In celebration of the Columbus Day holiday, I’m reposting my screed about the day and its namesake. If you’ve got the day off, it’s fair that you appreciate why. Enjoy!
It’s Columbus Day here in the US. While in many places (generally those with large Italian populations) the day is celebrated in a larger public way, it goes unnoticed in many communities. Too bad since I think we need to pay a lot more attention to the things Columbus teaches us about business. First, a little history.

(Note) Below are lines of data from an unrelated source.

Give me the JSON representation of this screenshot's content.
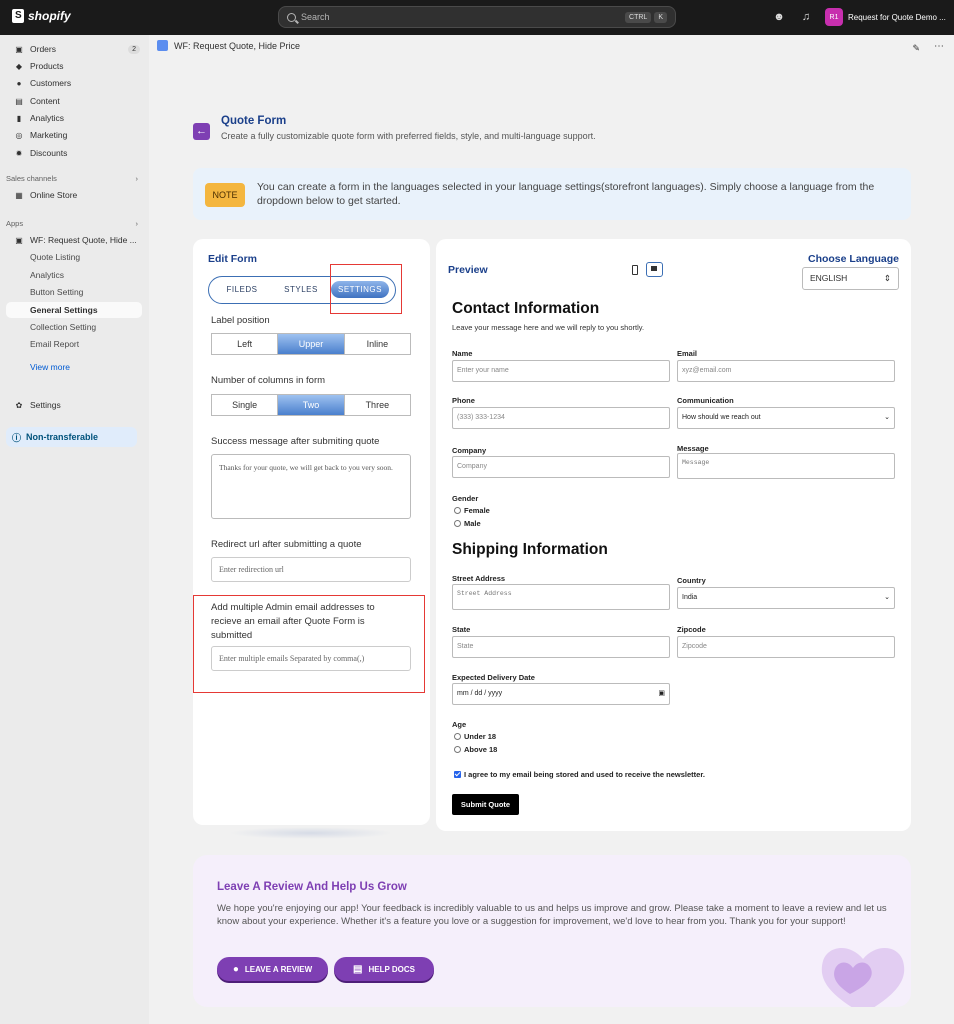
{
  "topbar": {
    "brand": "shopify",
    "search_placeholder": "Search",
    "kbd1": "CTRL",
    "kbd2": "K",
    "store_initials": "R1",
    "store_name": "Request for Quote Demo ..."
  },
  "sidebar": {
    "items": [
      {
        "label": "Orders",
        "count": "2"
      },
      {
        "label": "Products"
      },
      {
        "label": "Customers"
      },
      {
        "label": "Content"
      },
      {
        "label": "Analytics"
      },
      {
        "label": "Marketing"
      },
      {
        "label": "Discounts"
      }
    ],
    "sales_channels": "Sales channels",
    "online_store": "Online Store",
    "apps": "Apps",
    "app_name": "WF: Request Quote, Hide ...",
    "sub": [
      "Quote Listing",
      "Analytics",
      "Button Setting",
      "General Settings",
      "Collection Setting",
      "Email Report"
    ],
    "view_more": "View more",
    "settings": "Settings",
    "non_transferable": "Non-transferable"
  },
  "page": {
    "title": "WF: Request Quote, Hide Price"
  },
  "quote_form": {
    "title": "Quote Form",
    "subtitle": "Create a fully customizable quote form with preferred fields, style, and multi-language support."
  },
  "note": {
    "tag": "NOTE",
    "text": "You can create a form in the languages selected in your language settings(storefront languages). Simply choose a language from the dropdown below to get started."
  },
  "edit_form": {
    "title": "Edit Form",
    "tabs": [
      "FILEDS",
      "STYLES",
      "SETTINGS"
    ],
    "label_position": "Label position",
    "label_opts": [
      "Left",
      "Upper",
      "Inline"
    ],
    "columns": "Number of columns in form",
    "column_opts": [
      "Single",
      "Two",
      "Three"
    ],
    "success_label": "Success message after submiting quote",
    "success_text": "Thanks for your quote, we will get back to you very soon.",
    "redirect_label": "Redirect url after submitting a quote",
    "redirect_placeholder": "Enter redirection url",
    "emails_label": "Add multiple Admin email addresses to recieve an email after Quote Form is submitted",
    "emails_placeholder": "Enter multiple emails Separated by comma(,)"
  },
  "preview": {
    "title": "Preview",
    "choose_language": "Choose Language",
    "language": "ENGLISH",
    "contact_title": "Contact Information",
    "contact_sub": "Leave your message here and we will reply to you shortly.",
    "name": "Name",
    "name_ph": "Enter your name",
    "email": "Email",
    "email_ph": "xyz@email.com",
    "phone": "Phone",
    "phone_ph": "(333) 333-1234",
    "communication": "Communication",
    "communication_val": "How should we reach out",
    "company": "Company",
    "company_ph": "Company",
    "message": "Message",
    "message_ph": "Message",
    "gender": "Gender",
    "female": "Female",
    "male": "Male",
    "shipping_title": "Shipping Information",
    "street": "Street Address",
    "street_ph": "Street Address",
    "country": "Country",
    "country_val": "India",
    "state": "State",
    "state_ph": "State",
    "zipcode": "Zipcode",
    "zipcode_ph": "Zipcode",
    "delivery": "Expected Delivery Date",
    "delivery_ph": "mm / dd / yyyy",
    "age": "Age",
    "under18": "Under 18",
    "above18": "Above 18",
    "agree": "I agree to my email being stored and used to receive the newsletter.",
    "submit": "Submit Quote"
  },
  "review": {
    "title": "Leave A Review And Help Us Grow",
    "text": "We hope you're enjoying our app! Your feedback is incredibly valuable to us and helps us improve and grow. Please take a moment to leave a review and let us know about your experience. Whether it's a feature you love or a suggestion for improvement, we'd love to hear from you. Thank you for your support!",
    "btn1": "LEAVE A REVIEW",
    "btn2": "HELP DOCS"
  }
}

Cristoforo Colombo was born in Genoa and is generally credited as having “discovered” America. We know, of course, that he wasn’t the first European to set foot on this continent (that would have been Leif Ericson) though he certainly did it more publicly and more often than anyone else and he succeeded in bringing the Americas to the attention of the European powers. He’d been a sailor nearly his entire life. Though he lacked much formal education he read a great deal including some very sophisticated (for the time) books about astronomy, geography, and history written in multiple languages. Through them and his world experience at sea, he came up with the notion that the distance between Europe and Japan would be considerably shorter if one went West rather than East. The Americas were a kind of happy accident that turned up en route.

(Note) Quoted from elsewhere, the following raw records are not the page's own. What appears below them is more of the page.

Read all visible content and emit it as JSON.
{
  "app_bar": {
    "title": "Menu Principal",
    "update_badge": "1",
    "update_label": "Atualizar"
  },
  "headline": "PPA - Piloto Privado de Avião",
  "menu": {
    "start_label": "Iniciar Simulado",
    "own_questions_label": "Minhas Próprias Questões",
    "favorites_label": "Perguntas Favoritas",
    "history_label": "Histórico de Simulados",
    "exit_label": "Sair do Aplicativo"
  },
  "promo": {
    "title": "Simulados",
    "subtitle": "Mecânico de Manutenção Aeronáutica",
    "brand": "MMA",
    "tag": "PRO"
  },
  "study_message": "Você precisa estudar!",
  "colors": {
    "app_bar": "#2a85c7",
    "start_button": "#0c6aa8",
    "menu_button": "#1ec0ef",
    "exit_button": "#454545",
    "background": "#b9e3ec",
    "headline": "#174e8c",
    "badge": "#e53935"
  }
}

To be able to make that voyage, Columbus had to raise a great deal of money and spent almost a decade after he developed his theory finding investors. That was made difficult because many of those advising the investors were dead certain Columbus was wrong and passed on the opportunity. Any of this sound familiar?
A curious mind hungers for information and actively seeks it out. That leads to innovative thinking that’s years ahead of anyone else’s. From that thinking, a business plan is developed and it takes a long time to get others to believe in the notion (and to put their money where their belief is). The plan, once it moves forward, encounters an unplanned opportunity (he wasn’t looking for natives in the various Caribbean islands when he started!) and pivots to take advantage of it. I suspect you could use those few sentences to describe any number of successful businesses or products. That would make them all pretty good things for us to celebrate this Columbus Day as business folks, wouldn’t you agree?